• [PROBLEM TO WORK ON]:
Each line below with the string "true" should be copied.

Excerpts from an interface dataset
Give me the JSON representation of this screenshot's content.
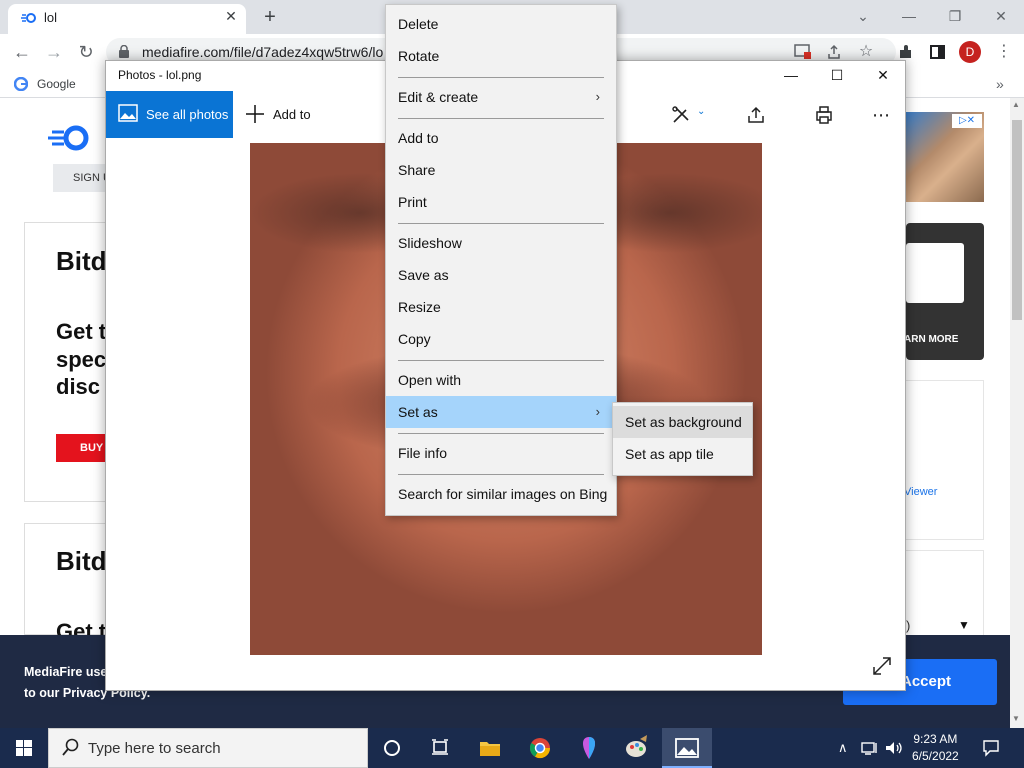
{
  "browser": {
    "tab_title": "lol",
    "tab_close": "✕",
    "new_tab": "+",
    "window_controls": {
      "minimize": "—",
      "restore": "❐",
      "close": "✕",
      "tab_search": "⌄"
    },
    "nav": {
      "back": "←",
      "forward": "→",
      "reload": "↻"
    },
    "url": "mediafire.com/file/d7adez4xqw5trw6/lo",
    "bookmark_google": "Google",
    "bookmarks_more": "»",
    "profile_initial": "D"
  },
  "mediafire": {
    "signup": "SIGN U",
    "card1_heading": "Bitd",
    "card1_body": [
      "Get t",
      "spec",
      "disc"
    ],
    "buy_label": "BUY",
    "card2_heading": "Bitd",
    "card2_body": "Get t",
    "learn_more": "ARN MORE",
    "viewer_link": "Viewer",
    "select_value": ")",
    "cookie_text_line1": "MediaFire use",
    "cookie_text_line2": "to our Privacy Policy.",
    "accept_label": "Accept"
  },
  "photos": {
    "title": "Photos - lol.png",
    "see_all_photos": "See all photos",
    "add_to": "Add to",
    "controls": {
      "minimize": "—",
      "maximize": "☐",
      "close": "✕"
    }
  },
  "context_menu": {
    "items": [
      {
        "label": "Delete"
      },
      {
        "label": "Rotate"
      },
      {
        "label": "Edit & create",
        "submenu": true
      },
      {
        "label": "Add to"
      },
      {
        "label": "Share"
      },
      {
        "label": "Print"
      },
      {
        "label": "Slideshow"
      },
      {
        "label": "Save as"
      },
      {
        "label": "Resize"
      },
      {
        "label": "Copy"
      },
      {
        "label": "Open with"
      },
      {
        "label": "Set as",
        "submenu": true,
        "selected": true
      },
      {
        "label": "File info"
      },
      {
        "label": "Search for similar images on Bing"
      }
    ],
    "chevron": "›"
  },
  "set_as_submenu": {
    "items": [
      "Set as background",
      "Set as app tile"
    ]
  },
  "taskbar": {
    "search_placeholder": "Type here to search",
    "time": "9:23 AM",
    "date": "6/5/2022"
  },
  "colors": {
    "accent": "#0a74d4",
    "menu_selected": "#a5d4fb",
    "taskbar": "#1a2b4d",
    "accept_button": "#1a6ef5"
  }
}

• [WORKED SOLUTION]:
        "submenu": true
        "submenu": true,
        "selected": true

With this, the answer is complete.